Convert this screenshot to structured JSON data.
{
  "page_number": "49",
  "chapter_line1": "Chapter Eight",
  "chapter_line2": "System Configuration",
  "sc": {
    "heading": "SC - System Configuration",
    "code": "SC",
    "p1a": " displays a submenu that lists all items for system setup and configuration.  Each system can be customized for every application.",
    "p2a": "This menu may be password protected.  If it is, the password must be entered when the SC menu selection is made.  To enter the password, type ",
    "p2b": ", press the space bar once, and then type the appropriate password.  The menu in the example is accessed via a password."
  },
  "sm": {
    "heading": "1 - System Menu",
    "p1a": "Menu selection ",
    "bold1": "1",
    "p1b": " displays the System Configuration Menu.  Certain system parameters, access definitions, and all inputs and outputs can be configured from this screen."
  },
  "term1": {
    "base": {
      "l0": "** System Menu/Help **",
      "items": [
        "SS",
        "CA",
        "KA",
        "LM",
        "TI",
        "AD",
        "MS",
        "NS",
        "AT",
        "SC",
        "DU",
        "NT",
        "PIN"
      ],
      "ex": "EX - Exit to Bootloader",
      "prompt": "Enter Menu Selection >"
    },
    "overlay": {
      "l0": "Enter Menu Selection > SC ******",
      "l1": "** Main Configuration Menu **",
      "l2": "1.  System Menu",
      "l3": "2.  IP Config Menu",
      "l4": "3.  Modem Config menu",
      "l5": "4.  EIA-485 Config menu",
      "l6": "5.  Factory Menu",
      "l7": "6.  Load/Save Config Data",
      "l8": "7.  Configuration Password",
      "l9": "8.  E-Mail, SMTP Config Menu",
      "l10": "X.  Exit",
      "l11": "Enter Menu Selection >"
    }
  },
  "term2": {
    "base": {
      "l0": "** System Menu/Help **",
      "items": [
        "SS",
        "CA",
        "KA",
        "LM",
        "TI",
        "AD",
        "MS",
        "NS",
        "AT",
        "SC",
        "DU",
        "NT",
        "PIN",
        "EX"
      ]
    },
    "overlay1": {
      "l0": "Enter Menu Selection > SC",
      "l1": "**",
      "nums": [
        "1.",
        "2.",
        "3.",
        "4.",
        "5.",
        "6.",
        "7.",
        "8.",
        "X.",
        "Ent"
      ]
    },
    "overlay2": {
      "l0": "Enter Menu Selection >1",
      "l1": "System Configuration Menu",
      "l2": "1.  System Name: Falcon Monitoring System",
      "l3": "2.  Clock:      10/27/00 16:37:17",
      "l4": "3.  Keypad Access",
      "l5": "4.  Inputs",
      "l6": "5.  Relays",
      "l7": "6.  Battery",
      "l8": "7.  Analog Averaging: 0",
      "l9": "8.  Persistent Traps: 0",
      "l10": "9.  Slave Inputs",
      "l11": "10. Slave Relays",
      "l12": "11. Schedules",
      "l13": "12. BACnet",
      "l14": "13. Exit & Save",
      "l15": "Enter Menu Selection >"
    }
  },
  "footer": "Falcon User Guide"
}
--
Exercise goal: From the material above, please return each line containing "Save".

Task output:
      "l7": "6.  Load/Save Config Data",
      "l14": "13. Exit & Save",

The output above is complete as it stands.